A large-scale youth vote on climate change action, called Youth Decide, saw 97.5 per cent of respondents - over 37,000 young men and women under 30 - wanting the Australian Government to come up with stronger emissions targets.

"In the lead up to the critical UN climate change conference in Copenhagen, the generation of Australians who will be most affected by climate change have for the first time voted for the world they want to inherit," said Amanda McKenzie, co-director of the Australian Youth Climate Coalition, one of the voting campaign organizers, and this year's joint winner of the Banksia Young Environmentalist of the Year Award.

Over 91 per cent of voters wanted an Australian Government emissions reduction target of 40 per cent below 1990 levels by 2020, while a further 5.9 per cent wanted cuts in the range of 25 to 40 per cent. Just 2.5 per cent of voters were happy with the government's current targets.

Young people around the country organised more than 330 voting events for Youth Decide, making it one of the biggest per capita mobilisations of young people on climate change anywhere in the world.

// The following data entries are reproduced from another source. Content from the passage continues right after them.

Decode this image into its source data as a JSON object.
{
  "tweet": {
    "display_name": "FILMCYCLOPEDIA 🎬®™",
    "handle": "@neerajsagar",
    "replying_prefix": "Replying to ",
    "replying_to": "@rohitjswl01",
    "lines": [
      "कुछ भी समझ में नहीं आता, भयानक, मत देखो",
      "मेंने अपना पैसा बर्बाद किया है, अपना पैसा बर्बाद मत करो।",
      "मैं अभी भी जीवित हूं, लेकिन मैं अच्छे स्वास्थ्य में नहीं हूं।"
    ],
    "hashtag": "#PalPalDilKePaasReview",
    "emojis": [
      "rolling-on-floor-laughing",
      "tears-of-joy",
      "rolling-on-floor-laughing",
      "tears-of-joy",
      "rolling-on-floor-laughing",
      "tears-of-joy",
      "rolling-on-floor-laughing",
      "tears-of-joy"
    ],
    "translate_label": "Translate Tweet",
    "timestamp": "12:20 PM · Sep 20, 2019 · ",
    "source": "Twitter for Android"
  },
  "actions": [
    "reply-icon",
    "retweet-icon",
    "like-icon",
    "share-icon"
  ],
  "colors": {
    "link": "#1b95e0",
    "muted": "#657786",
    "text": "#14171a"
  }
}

"The most interesting demographic was the 17 to 19 age group, who will be voting for the first time in the next election," said Alana Smith, National Director of World Vision's youth movement, Vision Generation, which was also behind the voting campaign.

"Less than 3 per cent of voters in that age group agreed with the Australian Government's current targets - I think that sends a really strong message to both sides of politics that the next generation of voters will not accept half measures in combating climate change," she said.

"The Youth Decide results show that when young people are given accessible information on the government's climate change policies, they recognise that the current policies are not in their interest and the vast majority want much stronger action," added McKenzie.

"We are asking the Australian Government to listen to the voice of youth and play a positive leadership role at the UN climate change conference in Copenhagen, in order to secure an agreement that will protect the future of the youth of the world."

The results of the vote will be presented by World Vision chief executive Tim Costello at Climate Week in New York this week.

They will also be presented to Prime Minister Kevin Rudd before December's Copenhagen conference, and a delegation of young Australians will also hand over the results to the UN climate change conference in Copenhagen.